Yesterday I had one of my periodic tooth cleaning appointments. This time, after already using the pointy-ended scrapers and the flat scrapers, the ultrasonic scaler, the water spray, the buffer, and the dental floss, the hygienist frowned thoughtfully.
“The tongue side of your teeth still has some staining,” she said with some impatience, as her rubber-gloved hands probed my incisors. “I’m going to try a new procedure.”
“Whhgl?” I responded.
The procedure first involved draping me with towels that covered all parts of my upper body except my mouth and left me unable to see — which was itself a weird sensation when you know the person hovering over you is wielding sharp implements. “There’s a bit of a spray,” she explained. She then proceeded to blow puffs of particulate matter against my teeth — which was an even weirder sensation, because humans normally seek to avoid getting clouds of dust in their mouths. But after numerous puffings and rinsings and suctionings, she removed the towels and expressed evident satisfaction at the result.
All this, to address the apparent dinginess on the back side of my teeth that no one sees.
If you go regularly to a dental hygienist — as 9 out of 10 dentists say you should — you eventually realize that the hygienist community is simply borrowing cleaning techniques initially used in American garages. First, it was simple scraping and scaling, like a homeowner using a hoe to try to remove flattened globs of gum or tar from a cement floor. Then it was powerwashing, with those pulsating jets of water that leave your face coated with a fine, wet mist. And now, with this dust-puffing device, hygienists have adopted sandblasting.

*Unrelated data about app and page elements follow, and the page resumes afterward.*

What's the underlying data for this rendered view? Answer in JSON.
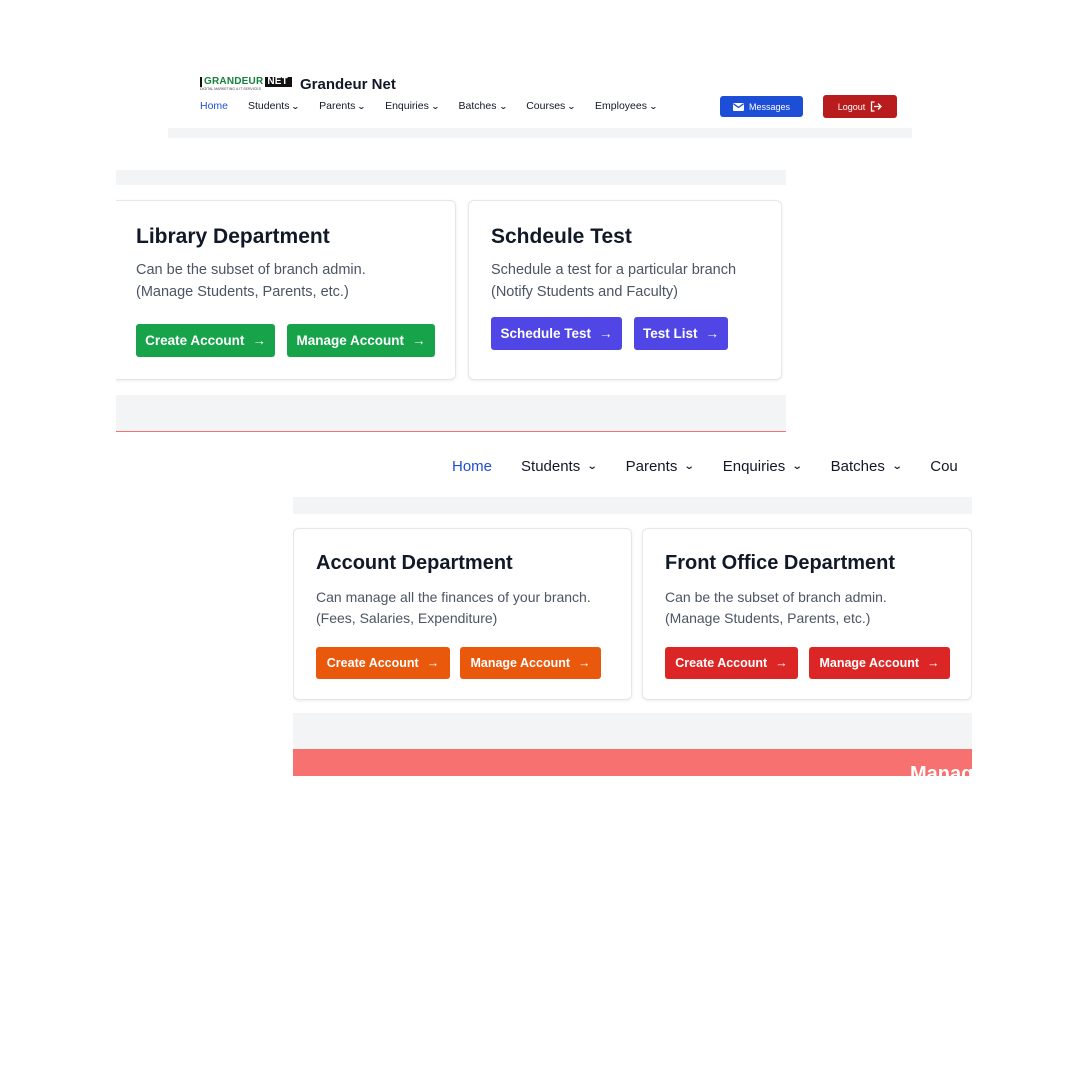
{
  "brand": {
    "logo_main": "GRANDEUR",
    "logo_net": "NET",
    "logo_sub": "DIGITAL MARKETING & IT SERVICES",
    "name": "Grandeur Net"
  },
  "nav": {
    "items": [
      {
        "label": "Home",
        "active": true
      },
      {
        "label": "Students"
      },
      {
        "label": "Parents"
      },
      {
        "label": "Enquiries"
      },
      {
        "label": "Batches"
      },
      {
        "label": "Courses"
      },
      {
        "label": "Employees"
      }
    ],
    "messages_label": "Messages",
    "logout_label": "Logout",
    "zoomed_cut_label": "Cou"
  },
  "cards": {
    "library": {
      "title": "Library Department",
      "desc_line1": "Can be the subset of branch admin.",
      "desc_line2": "(Manage Students, Parents, etc.)",
      "btn1": "Create Account",
      "btn2": "Manage Account",
      "color": "#16a34a"
    },
    "schedule": {
      "title": "Schdeule Test",
      "desc_line1": "Schedule a test for a particular branch",
      "desc_line2": "(Notify Students and Faculty)",
      "btn1": "Schedule Test",
      "btn2": "Test List",
      "color": "#4f46e5"
    },
    "account": {
      "title": "Account Department",
      "desc_line1": "Can manage all the finances of your branch.",
      "desc_line2": "(Fees, Salaries, Expenditure)",
      "btn1": "Create Account",
      "btn2": "Manage Account",
      "color": "#ea580c"
    },
    "front_office": {
      "title": "Front Office Department",
      "desc_line1": "Can be the subset of branch admin.",
      "desc_line2": "(Manage Students, Parents, etc.)",
      "btn1": "Create Account",
      "btn2": "Manage Account",
      "color": "#dc2626"
    }
  },
  "red_band_text": "Manag",
  "icons": {
    "arrow": "→",
    "chevron": "⌄",
    "messages": "mail-icon",
    "logout": "logout-icon"
  },
  "colors": {
    "accent_blue": "#1d4ed8",
    "logout_red": "#b91c1c",
    "band_red": "#f87171"
  }
}
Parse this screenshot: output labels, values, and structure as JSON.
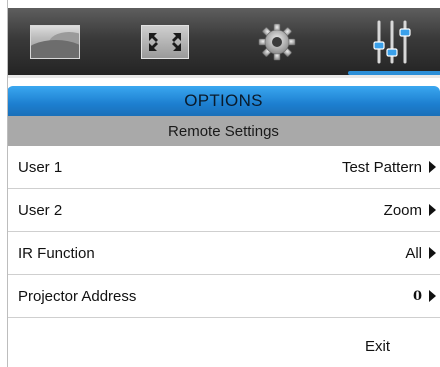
{
  "tabs": [
    {
      "icon": "image-icon"
    },
    {
      "icon": "display-fullscreen-icon"
    },
    {
      "icon": "gear-icon"
    },
    {
      "icon": "options-sliders-icon",
      "active": true
    }
  ],
  "menu": {
    "title": "OPTIONS",
    "subtitle": "Remote Settings",
    "rows": [
      {
        "label": "User 1",
        "value": "Test Pattern"
      },
      {
        "label": "User 2",
        "value": "Zoom"
      },
      {
        "label": "IR Function",
        "value": "All"
      },
      {
        "label": "Projector Address",
        "value": "0"
      }
    ],
    "exit_label": "Exit"
  },
  "colors": {
    "accent": "#2c8fd8",
    "title_bar": "#1d7fd0",
    "subtitle_bar": "#a9a9a9",
    "tab_bar": "#3a3a3a"
  }
}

What’s next? Using powerful chemical solvents? If you want to see what’s coming down the pike in periodontal technology advances, I suggest you just check here.